(Records contained in a dataset)

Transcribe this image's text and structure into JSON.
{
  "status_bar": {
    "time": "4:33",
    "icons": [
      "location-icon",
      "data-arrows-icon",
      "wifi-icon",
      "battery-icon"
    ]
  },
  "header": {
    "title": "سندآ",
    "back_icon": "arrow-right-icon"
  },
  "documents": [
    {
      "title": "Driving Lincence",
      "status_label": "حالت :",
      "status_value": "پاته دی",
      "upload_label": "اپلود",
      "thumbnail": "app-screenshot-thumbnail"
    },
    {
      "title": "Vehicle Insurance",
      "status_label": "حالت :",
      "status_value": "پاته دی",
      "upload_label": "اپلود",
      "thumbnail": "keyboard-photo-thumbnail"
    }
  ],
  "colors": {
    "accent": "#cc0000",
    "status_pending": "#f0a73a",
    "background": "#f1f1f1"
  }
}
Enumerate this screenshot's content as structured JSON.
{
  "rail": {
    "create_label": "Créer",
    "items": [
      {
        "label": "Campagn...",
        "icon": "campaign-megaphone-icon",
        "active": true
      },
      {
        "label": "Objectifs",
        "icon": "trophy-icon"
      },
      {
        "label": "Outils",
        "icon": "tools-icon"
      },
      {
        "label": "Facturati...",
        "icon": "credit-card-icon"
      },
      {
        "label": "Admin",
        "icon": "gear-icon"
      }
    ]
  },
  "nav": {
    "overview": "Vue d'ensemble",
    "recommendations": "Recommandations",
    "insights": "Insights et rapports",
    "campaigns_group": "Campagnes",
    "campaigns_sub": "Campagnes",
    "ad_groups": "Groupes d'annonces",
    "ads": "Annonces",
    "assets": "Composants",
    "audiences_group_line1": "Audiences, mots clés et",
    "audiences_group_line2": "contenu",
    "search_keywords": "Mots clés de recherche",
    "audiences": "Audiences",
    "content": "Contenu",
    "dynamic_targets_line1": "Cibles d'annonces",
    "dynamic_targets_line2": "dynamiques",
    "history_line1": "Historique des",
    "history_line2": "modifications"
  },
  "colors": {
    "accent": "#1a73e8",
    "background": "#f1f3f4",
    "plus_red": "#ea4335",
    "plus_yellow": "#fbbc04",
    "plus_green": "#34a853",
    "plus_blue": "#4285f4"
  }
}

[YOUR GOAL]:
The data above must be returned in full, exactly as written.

[SOLVED EXERCISE]:
Transcribe this image's text and structure into JSON.
{
  "status_bar": {
    "time": "4:33",
    "icons": [
      "location-icon",
      "data-arrows-icon",
      "wifi-icon",
      "battery-icon"
    ]
  },
  "header": {
    "title": "سندآ",
    "back_icon": "arrow-right-icon"
  },
  "documents": [
    {
      "title": "Driving Lincence",
      "status_label": "حالت :",
      "status_value": "پاته دی",
      "upload_label": "اپلود",
      "thumbnail": "app-screenshot-thumbnail"
    },
    {
      "title": "Vehicle Insurance",
      "status_label": "حالت :",
      "status_value": "پاته دی",
      "upload_label": "اپلود",
      "thumbnail": "keyboard-photo-thumbnail"
    }
  ],
  "colors": {
    "accent": "#cc0000",
    "status_pending": "#f0a73a",
    "background": "#f1f1f1"
  }
}
Enumerate this screenshot's content as structured JSON.
{
  "rail": {
    "create_label": "Créer",
    "items": [
      {
        "label": "Campagn...",
        "icon": "campaign-megaphone-icon",
        "active": true
      },
      {
        "label": "Objectifs",
        "icon": "trophy-icon"
      },
      {
        "label": "Outils",
        "icon": "tools-icon"
      },
      {
        "label": "Facturati...",
        "icon": "credit-card-icon"
      },
      {
        "label": "Admin",
        "icon": "gear-icon"
      }
    ]
  },
  "nav": {
    "overview": "Vue d'ensemble",
    "recommendations": "Recommandations",
    "insights": "Insights et rapports",
    "campaigns_group": "Campagnes",
    "campaigns_sub": "Campagnes",
    "ad_groups": "Groupes d'annonces",
    "ads": "Annonces",
    "assets": "Composants",
    "audiences_group_line1": "Audiences, mots clés et",
    "audiences_group_line2": "contenu",
    "search_keywords": "Mots clés de recherche",
    "audiences": "Audiences",
    "content": "Contenu",
    "dynamic_targets_line1": "Cibles d'annonces",
    "dynamic_targets_line2": "dynamiques",
    "history_line1": "Historique des",
    "history_line2": "modifications"
  },
  "colors": {
    "accent": "#1a73e8",
    "background": "#f1f3f4",
    "plus_red": "#ea4335",
    "plus_yellow": "#fbbc04",
    "plus_green": "#34a853",
    "plus_blue": "#4285f4"
  }
}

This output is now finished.